All of the data should be reproduced word for word, though its pictures must be omitted.

-------- Excerpted records --------

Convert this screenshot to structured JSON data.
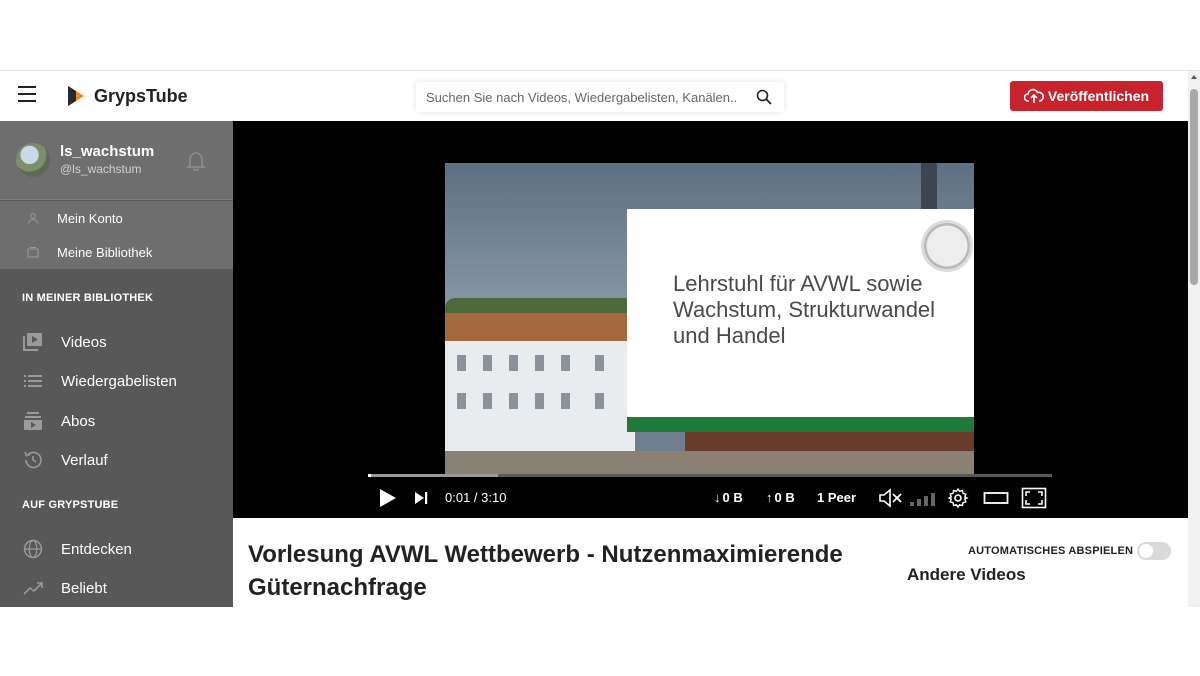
{
  "header": {
    "app_name": "GrypsTube",
    "search_placeholder": "Suchen Sie nach Videos, Wiedergabelisten, Kanälen..",
    "publish_label": "Veröffentlichen",
    "accent_color": "#c8232d"
  },
  "sidebar": {
    "user": {
      "name": "ls_wachstum",
      "handle": "@ls_wachstum"
    },
    "account_links": [
      {
        "label": "Mein Konto",
        "icon": "user-icon"
      },
      {
        "label": "Meine Bibliothek",
        "icon": "library-icon"
      }
    ],
    "library_section": {
      "title": "IN MEINER BIBLIOTHEK",
      "items": [
        {
          "label": "Videos",
          "icon": "video-library-icon"
        },
        {
          "label": "Wiedergabelisten",
          "icon": "playlist-icon"
        },
        {
          "label": "Abos",
          "icon": "subscriptions-icon"
        },
        {
          "label": "Verlauf",
          "icon": "history-icon"
        }
      ]
    },
    "site_section": {
      "title": "AUF GRYPSTUBE",
      "items": [
        {
          "label": "Entdecken",
          "icon": "globe-icon"
        },
        {
          "label": "Beliebt",
          "icon": "trending-icon"
        }
      ]
    }
  },
  "player": {
    "slide_text": "Lehrstuhl für AVWL sowie Wachstum, Strukturwandel und Handel",
    "current_time": "0:01",
    "duration": "3:10",
    "time_separator": " / ",
    "download": "0 B",
    "upload": "0 B",
    "peers": "1 Peer",
    "played_fraction": 0.005,
    "buffered_fraction": 0.19
  },
  "video": {
    "title": "Vorlesung AVWL Wettbewerb - Nutzenmaximierende Güternachfrage"
  },
  "aside": {
    "autoplay_label": "AUTOMATISCHES ABSPIELEN",
    "autoplay_on": false,
    "other_videos_title": "Andere Videos"
  }
}
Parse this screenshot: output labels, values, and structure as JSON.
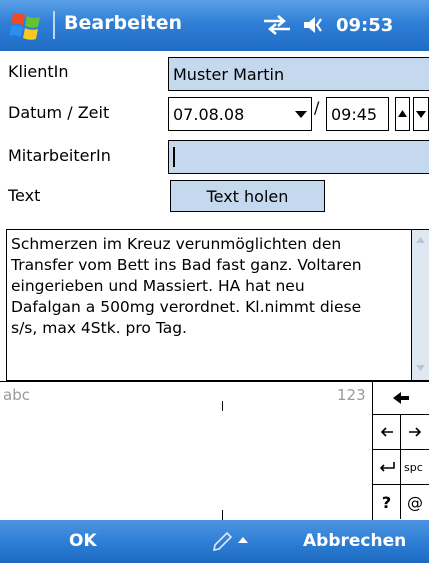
{
  "titlebar": {
    "title": "Bearbeiten",
    "time": "09:53"
  },
  "form": {
    "klient_label": "KlientIn",
    "klient_value": "Muster Martin",
    "datum_label": "Datum / Zeit",
    "date_value": "07.08.08",
    "slash": "/",
    "time_value": "09:45",
    "mitarbeiter_label": "MitarbeiterIn",
    "mitarbeiter_value": "",
    "text_label": "Text",
    "text_button": "Text holen",
    "notes": "Schmerzen im Kreuz verunmöglichten den\nTransfer vom Bett ins Bad fast ganz. Voltaren\neingerieben und Massiert. HA hat neu\nDafalgan a 500mg verordnet. Kl.nimmt diese\ns/s, max 4Stk. pro Tag."
  },
  "input_panel": {
    "left_mode": "abc",
    "right_mode": "123",
    "space_key": "spc",
    "help_key": "?",
    "at_key": "@"
  },
  "softkeys": {
    "left": "OK",
    "right": "Abbrechen"
  },
  "colors": {
    "titlebar": "#2f7fd6",
    "field_fill": "#c5d9ee",
    "scrollbar": "#dfe7f0"
  },
  "icons": [
    "windows-start-icon",
    "connectivity-icon",
    "speaker-icon",
    "dropdown-arrow-icon",
    "spin-up-icon",
    "spin-down-icon",
    "backspace-icon",
    "arrow-left-icon",
    "arrow-right-icon",
    "enter-icon",
    "pen-input-icon"
  ]
}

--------

Your response.
Convert this screenshot to structured JSON data.
{
  "header": {
    "app_name": "GrypsTube",
    "search_placeholder": "Suchen Sie nach Videos, Wiedergabelisten, Kanälen..",
    "publish_label": "Veröffentlichen",
    "accent_color": "#c8232d"
  },
  "sidebar": {
    "user": {
      "name": "ls_wachstum",
      "handle": "@ls_wachstum"
    },
    "account_links": [
      {
        "label": "Mein Konto",
        "icon": "user-icon"
      },
      {
        "label": "Meine Bibliothek",
        "icon": "library-icon"
      }
    ],
    "library_section": {
      "title": "IN MEINER BIBLIOTHEK",
      "items": [
        {
          "label": "Videos",
          "icon": "video-library-icon"
        },
        {
          "label": "Wiedergabelisten",
          "icon": "playlist-icon"
        },
        {
          "label": "Abos",
          "icon": "subscriptions-icon"
        },
        {
          "label": "Verlauf",
          "icon": "history-icon"
        }
      ]
    },
    "site_section": {
      "title": "AUF GRYPSTUBE",
      "items": [
        {
          "label": "Entdecken",
          "icon": "globe-icon"
        },
        {
          "label": "Beliebt",
          "icon": "trending-icon"
        }
      ]
    }
  },
  "player": {
    "slide_text": "Lehrstuhl für AVWL sowie Wachstum, Strukturwandel und Handel",
    "current_time": "0:01",
    "duration": "3:10",
    "time_separator": " / ",
    "download": "0 B",
    "upload": "0 B",
    "peers": "1 Peer",
    "played_fraction": 0.005,
    "buffered_fraction": 0.19
  },
  "video": {
    "title": "Vorlesung AVWL Wettbewerb - Nutzenmaximierende Güternachfrage"
  },
  "aside": {
    "autoplay_label": "AUTOMATISCHES ABSPIELEN",
    "autoplay_on": false,
    "other_videos_title": "Andere Videos"
  }
}
Parse this screenshot: output labels, values, and structure as JSON.
{
  "titlebar": {
    "title": "Bearbeiten",
    "time": "09:53"
  },
  "form": {
    "klient_label": "KlientIn",
    "klient_value": "Muster Martin",
    "datum_label": "Datum / Zeit",
    "date_value": "07.08.08",
    "slash": "/",
    "time_value": "09:45",
    "mitarbeiter_label": "MitarbeiterIn",
    "mitarbeiter_value": "",
    "text_label": "Text",
    "text_button": "Text holen",
    "notes": "Schmerzen im Kreuz verunmöglichten den\nTransfer vom Bett ins Bad fast ganz. Voltaren\neingerieben und Massiert. HA hat neu\nDafalgan a 500mg verordnet. Kl.nimmt diese\ns/s, max 4Stk. pro Tag."
  },
  "input_panel": {
    "left_mode": "abc",
    "right_mode": "123",
    "space_key": "spc",
    "help_key": "?",
    "at_key": "@"
  },
  "softkeys": {
    "left": "OK",
    "right": "Abbrechen"
  },
  "colors": {
    "titlebar": "#2f7fd6",
    "field_fill": "#c5d9ee",
    "scrollbar": "#dfe7f0"
  },
  "icons": [
    "windows-start-icon",
    "connectivity-icon",
    "speaker-icon",
    "dropdown-arrow-icon",
    "spin-up-icon",
    "spin-down-icon",
    "backspace-icon",
    "arrow-left-icon",
    "arrow-right-icon",
    "enter-icon",
    "pen-input-icon"
  ]
}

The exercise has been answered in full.